How do rhetorical strategies further his argument? Repetition of the word “here” King uses the repetition of the single word “here” in reference to his presence in Birmingham five different times in just these three paragraphs. While not a remarkable or powerful word, the mere repetition of it emphasizes that regardless of the wishes of the eight clergymen who resent his presence, the truth of the matter is that he is currently in Birmingham and is not leaving.
How do rhetorical strategies further his argument? Figurative Language: Metaphor When describing that the injustice in Birmingham indirectly affects all Americans everywhere, King writes, “We are caught in an inescapable network of mutuality, tied in a single garment of destiny.” King uses the metaphor of a “single garment of destiny” to provide his audience with a regal image of all American’s destiny or future intertwined together like a rich cloth. This positive image offers a break from King’s respectful defiance and gives a unified mood of togetherness.

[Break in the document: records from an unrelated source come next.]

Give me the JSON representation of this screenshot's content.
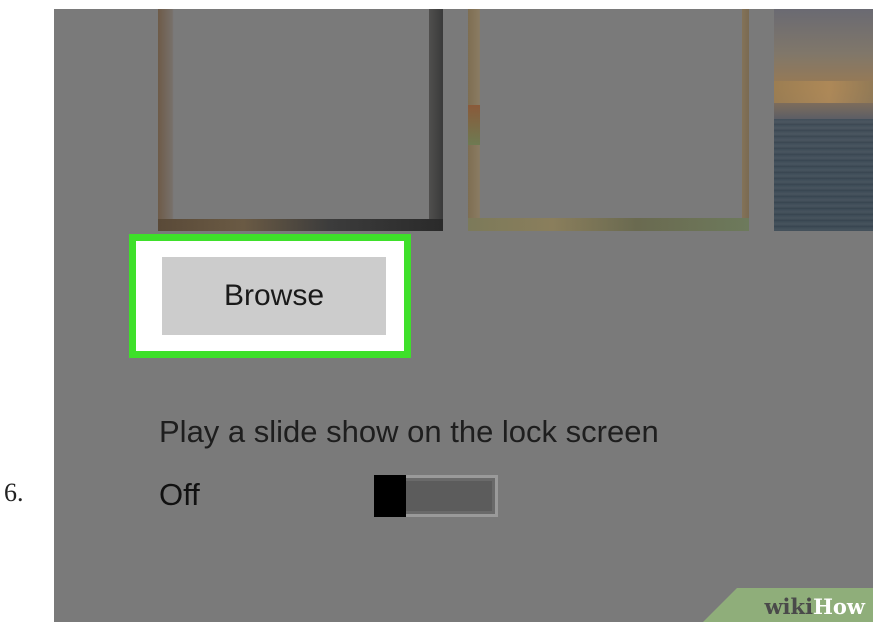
{
  "step": {
    "number": "6."
  },
  "lock_screen": {
    "browse_label": "Browse",
    "slideshow_label": "Play a slide show on the lock screen",
    "toggle_state": "Off",
    "toggle_on": false
  },
  "highlight_color": "#3ee02a",
  "watermark": {
    "wiki": "wiki",
    "how": "How"
  }
}
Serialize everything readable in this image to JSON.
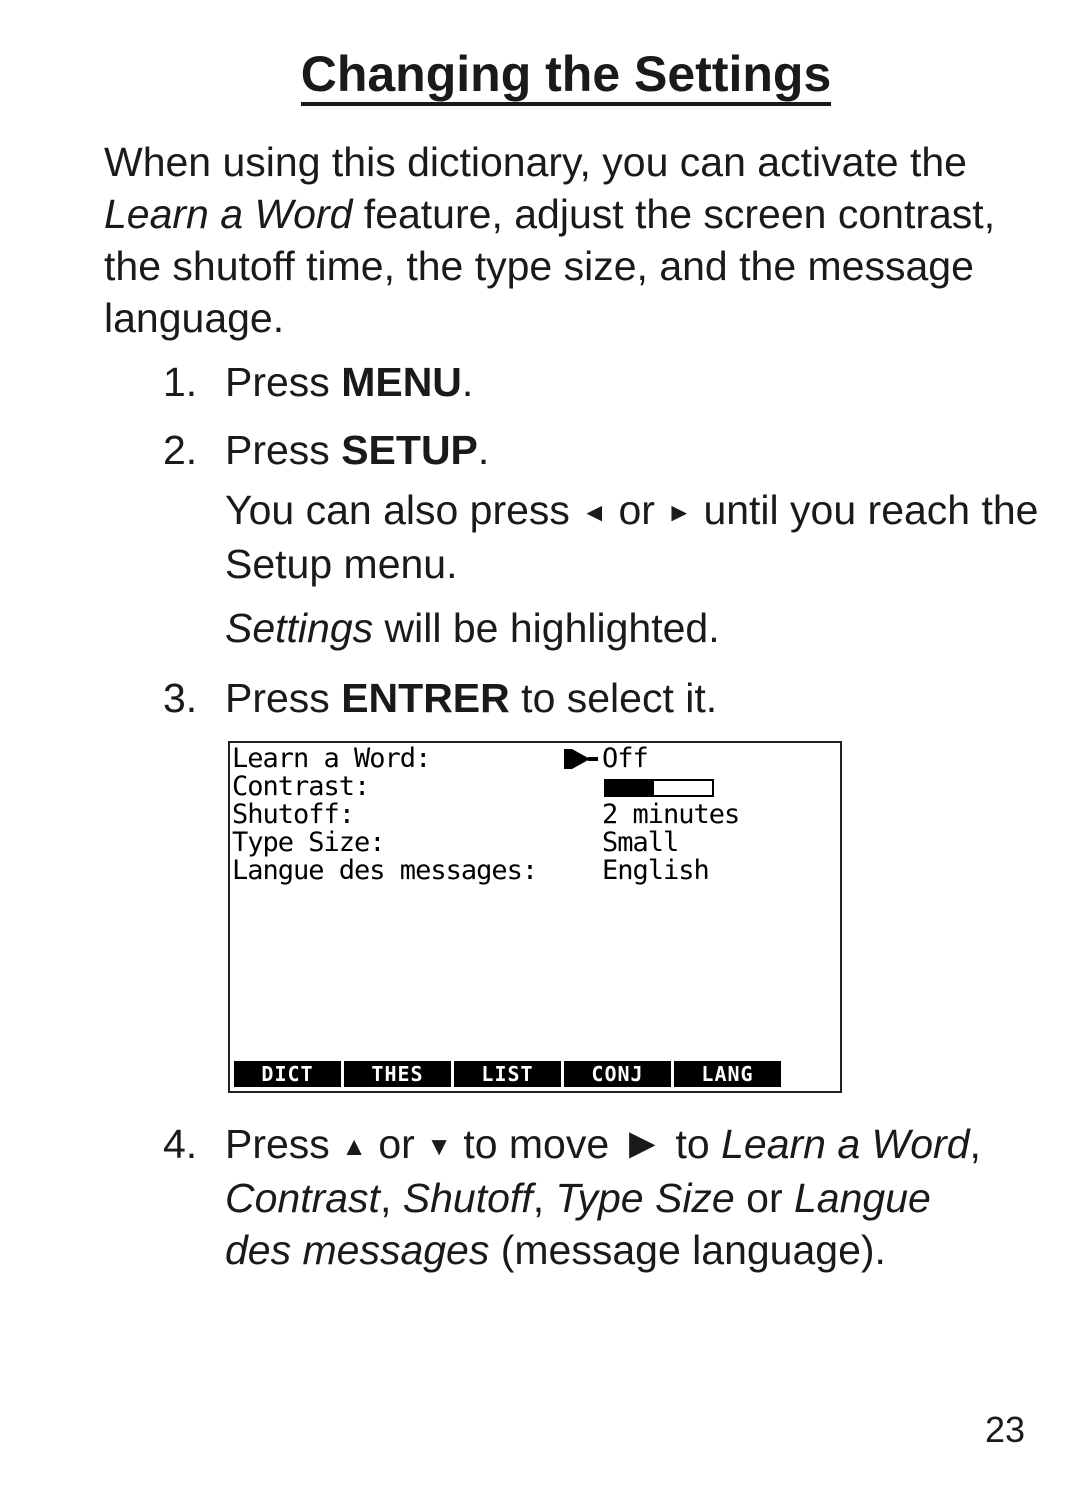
{
  "title": "Changing the Settings",
  "intro": {
    "part1": "When using this dictionary, you can activate the ",
    "feature": "Learn a Word",
    "part2": " feature, adjust the screen contrast, the shutoff time, the type size, and the message language."
  },
  "steps": [
    {
      "num": "1.",
      "pre": "Press ",
      "key": "MENU",
      "post": "."
    },
    {
      "num": "2.",
      "pre": "Press ",
      "key": "SETUP",
      "post": "."
    },
    {
      "num": "3.",
      "pre": "Press ",
      "key": "ENTRER",
      "post": " to select it."
    }
  ],
  "step2_note": {
    "pre": "You can also press ",
    "left_arrow": "◄",
    "mid": " or ",
    "right_arrow": "►",
    "post": " until you reach the Setup menu."
  },
  "step2_highlight": {
    "italic": "Settings",
    "rest": " will be highlighted."
  },
  "step4": {
    "num": "4.",
    "pre": "Press ",
    "up_arrow": "▲",
    "or": " or ",
    "down_arrow": "▼",
    "to_move": " to move ",
    "pointer": "►",
    "to": " to ",
    "opt1": "Learn a Word",
    "sep1": ", ",
    "opt2": "Contrast",
    "sep2": ", ",
    "opt3": "Shutoff",
    "sep3": ", ",
    "opt4": "Type Size",
    "or2": " or ",
    "opt5": "Langue des messages",
    "post": " (message language)."
  },
  "screen": {
    "rows": [
      {
        "label": "Learn a Word:",
        "value": "Off"
      },
      {
        "label": "Contrast:",
        "value": ""
      },
      {
        "label": "Shutoff:",
        "value": "2 minutes"
      },
      {
        "label": "Type Size:",
        "value": "Small"
      },
      {
        "label": "Langue des messages:",
        "value": "English"
      }
    ],
    "contrast_level_percent": 45,
    "selected_row": "Learn a Word",
    "softkeys": [
      "DICT",
      "THES",
      "LIST",
      "CONJ",
      "LANG"
    ]
  },
  "page_number": "23"
}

Overall Evaluation King presents a convincing argument that he is not an outsider in Birmingham because he mentions reasons that the eight clergymen would have trouble refuting. Since they are religious leaders, they are supposed to follow the teaching of “Love thy neighbor”. By appealing to establishing his credibility as a leader, appealing to logic, alluding to the Bible, using repetition to emphasize his unchanging, current presence, and concluding his argument with a beautiful metaphor conveying the inevitable and important interconnectedness of humanity in order to express the need for change, King brilliantly crafts a strong argument that was extremely difficult to refute.
Symbolic Representation King expresses that humanity and all citizens of the United States are connected and so there is no way he can ignore the racial injustice that is occurring in Birmingham. This is also true of damages to the Earth. Although pollution may not be affecting us directly or may not be anywhere we live, we should not ignore it because eventually it will affect us.